LAST week it emerged the Truck Festival had gone into liquidation.

The Steventon-based event had become one of the most popular dates in the summer calendar, showcasing a host of county bands.

But this year the event buckled under the strain of an increasing packed schedule.

The number of festivals in the area has grown hugely over the past few years, with two major new festivals taking place in Oxfordshire this summer.

Harvest Festival, at former Blur guitarist Alex James’s Kingham Farm, will be held for the first time in September, while last weekend saw the inaugural Wilderness Festival at Cornbury Park.

It is a sign there is life in the market yet.

But the low-key Emma’s Trust Festival, which is held in Chipping Norton in memory of local teenager Emma Curtis-Smith who died of a heart attack in June 2005, has been cancelled after Harvest was scheduled for the same weekend.

Emma’s cousin Ian Nolan, who organises the event, said: “We just were not able to compete with the names they were bringing in.

“The Emma’s Trust festival is not just about raising money, but also about giving the opportunity for young people locally to perform on a stage so it is a real shame.”

It is understood about 31 festivals in the UK have already folded this year.

Mr Nolan, who runs event management company InEvents and has helped organise everything from the Big Chill to the Cowley Road Carnival, said there was a definite change in the festival market.

He said: “I think people are choosing to spend their money more wisely.

“In previous years, people may have gone to three or four festivals in a summer, now they will maybe do one locally and one of the big ones.”

East Oxford based music promoter Drew Brammer said he knew of three festivals cancelled or under threat this week.

He said: “We have just reached saturation point with the festival market.

“We are in a recession and people can’t spend the money.

“Artists’ fees are really high because they can’t make money selling CDs.”

But it’s not all bad news.

Tickets are selling well for the intimate Arcane Festival, which takes place at City Farm, Eynsham, from September 2-4.

With a capacity of just 500, and headliners including Chumbawumba and 3 Daft Monkeys, organisers hope its size will protect it.

Co-director Amy Blaza said: “The farm where it is based is going fully organic so we are supporting that by selling local organic produce, getting rid of branded lagers and serving organic beers.

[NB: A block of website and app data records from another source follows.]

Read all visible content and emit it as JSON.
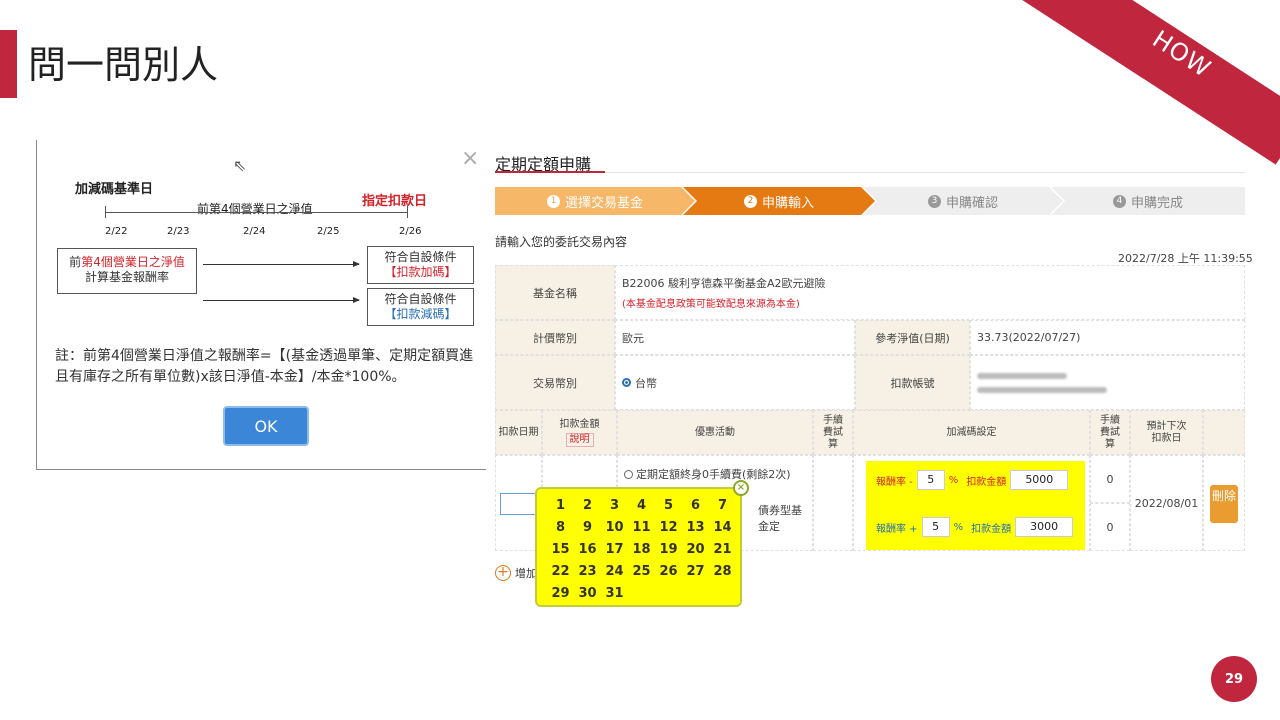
{
  "slide": {
    "title": "問一問別人",
    "corner": "HOW",
    "page": "29"
  },
  "dialog": {
    "base_date_label": "加減碼基準日",
    "nav_label": "前第4個營業日之淨值",
    "designated_label": "指定扣款日",
    "dates": [
      "2/22",
      "2/23",
      "2/24",
      "2/25",
      "2/26"
    ],
    "left_box": {
      "prefix": "前",
      "highlight": "第4個營業日之淨值",
      "line2": "計算基金報酬率"
    },
    "right_box_1": {
      "line1": "符合自設條件",
      "line2": "【扣款加碼】"
    },
    "right_box_2": {
      "line1": "符合自設條件",
      "line2": "【扣款減碼】"
    },
    "note": "註：前第4個營業日淨值之報酬率=【(基金透過單筆、定期定額買進且有庫存之所有單位數)x該日淨值-本金】/本金*100%。",
    "ok_label": "OK",
    "close_icon": "×",
    "cursor_icon": "⇖"
  },
  "form": {
    "title": "定期定額申購",
    "steps": [
      {
        "num": "1",
        "label": "選擇交易基金"
      },
      {
        "num": "2",
        "label": "申購輸入"
      },
      {
        "num": "3",
        "label": "申購確認"
      },
      {
        "num": "4",
        "label": "申購完成"
      }
    ],
    "prompt": "請輸入您的委託交易內容",
    "timestamp": "2022/7/28 上午 11:39:55",
    "fund_name_label": "基金名稱",
    "fund_name": "B22006 駿利亨德森平衡基金A2歐元避險",
    "fund_note": "(本基金配息政策可能致配息來源為本金)",
    "currency_label": "計價幣別",
    "currency": "歐元",
    "ref_nav_label": "參考淨值(日期)",
    "ref_nav": "33.73(2022/07/27)",
    "trade_currency_label": "交易幣別",
    "trade_currency": "台幣",
    "debit_account_label": "扣款帳號",
    "headers": {
      "debit_date": "扣款日期",
      "debit_amount": "扣款金額",
      "explain": "說明",
      "promotion": "優惠活動",
      "fee_calc": "手續費試算",
      "adjust": "加減碼設定",
      "fee_calc2": "手續費試算",
      "next_debit": "預計下次扣款日"
    },
    "promo_1": "定期定額終身0手續費(剩餘2次)",
    "promo_2_tail": "債券型基金定",
    "adjust_rows": [
      {
        "rate_label": "報酬率 -",
        "rate": "5",
        "pct": "%",
        "amount_label": "扣款金額",
        "amount": "5000",
        "fee": "0"
      },
      {
        "rate_label": "報酬率 +",
        "rate": "5",
        "pct": "%",
        "amount_label": "扣款金額",
        "amount": "3000",
        "fee": "0"
      }
    ],
    "next_date": "2022/08/01",
    "delete_label": "刪除",
    "add_label": "增加",
    "plus_icon": "+"
  },
  "calendar": {
    "days": [
      "1",
      "2",
      "3",
      "4",
      "5",
      "6",
      "7",
      "8",
      "9",
      "10",
      "11",
      "12",
      "13",
      "14",
      "15",
      "16",
      "17",
      "18",
      "19",
      "20",
      "21",
      "22",
      "23",
      "24",
      "25",
      "26",
      "27",
      "28",
      "29",
      "30",
      "31"
    ],
    "close_icon": "×"
  },
  "colors": {
    "brand_red": "#c0263d",
    "step_active": "#e57a12",
    "step_done": "#f6b768",
    "highlight_yellow": "#ffff00",
    "ok_blue": "#3b86d6"
  }
}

“Touch wood, keeping it smaller will protect us from the sort of thing other festivals are going through at the moment.”